1. Luize Felipe Scolari
The hot-tempered Brazilian and Super Mario clone forged a successful career off the back of his emotional managerial style. We can thus only assume he was thinking with his heart when, in 2009, he signed a deal to manage obscure Uzbek team FC Bunyodkor for the token sum of €13 million.
2. Egil Olsen
Despite proving to be a supremely prosperous manager for Norway, Olsen’s scientific approach to the game did not mesh well abroad. After being sacked from Wimbledon (where his defence-based approach was about as popular as Vinnie Jones’ impromptu hernia test), he eventually resurfaced in Iraq, where his aborted tenure saw him lead the national team to new heights of mediocrity (two wins, one loss, three draws). Today, he’s back in his happy place, overseeing the Norway national side - albeit in a caretaker capacity.
3. Claude Anelka
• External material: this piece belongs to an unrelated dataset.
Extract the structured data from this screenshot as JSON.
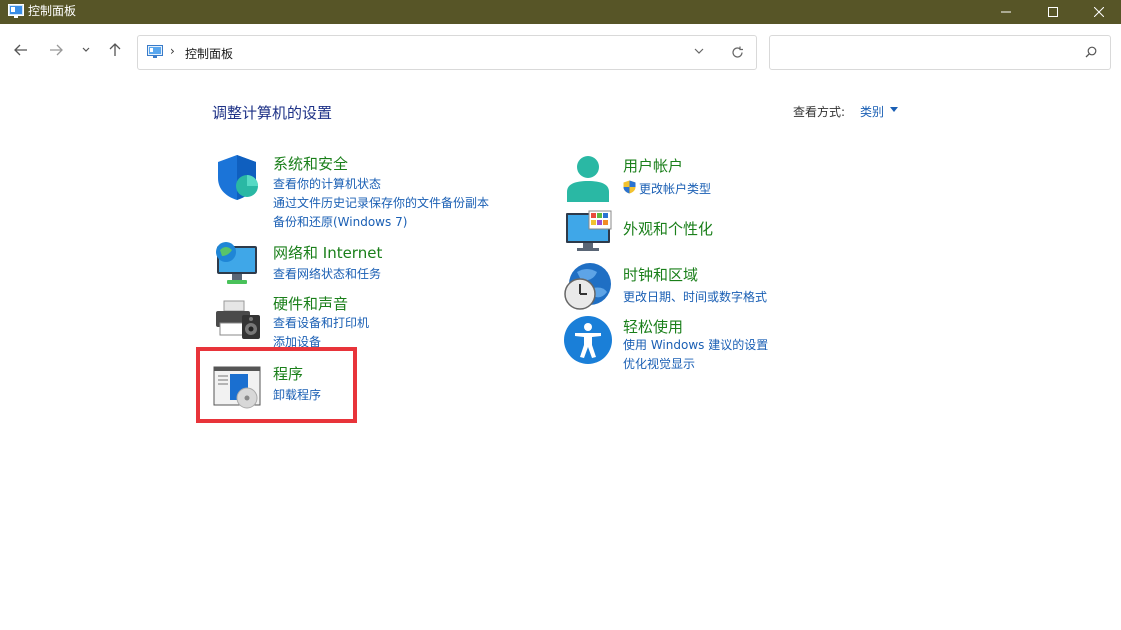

Football managing is a demanding job, and one that requires a passion for the game. And nothing quite says “I’m passionate about football” like offering teams money for your services. £300,000, to be precise. That’s what erstwhile DJ and agent Claude Anelka (elder sibling of dove-fingered Chelsea striker Nicolas) did in order to become manager of Scottish First Division team Raith Rovers. After leading Raith to an inspirational 7 losses and 1 draw, Anelka’s passion strangely waned and he resigned. Though, much to the horror of supporters and staff, he would stay on in the dubious capacity of “Director of Football”.
4. Peter Reid
Following a successful career as a midfield enforcer for Bolton, Everton and Manchester City, Reid moved into managing. Following tenures at Leeds United and Coventry City, Reid took a slight sidestep and spent 2008-2009 managing Thailand’s national team. Referring to his players by their numbers rather than their names, Reid enthused that “this is pure football and I love it”, before promptly leaving for an assistant position at Stoke City.
5. Claude Anelka
Yes, Anelka succeeds in appearing twice on this list by dint of his subsequent move to the USA. After tiring of the perennial charms of “The Lang Toun”, Claude shifted his sights to the USSF Division 2 Professional League and debutant outfit AC St Louis, immediately impressing his new employers by admitting he knew little about the American game or its players. When his side recently turned out against the Carolina Railhawks, Anelka debuted a state-of-the-art formation comprising just 10 players. It’s hard to decide which is the more surprising: that his team only lost 2 – 0, or the fact he’s still in charge today.
Words by Max Olesker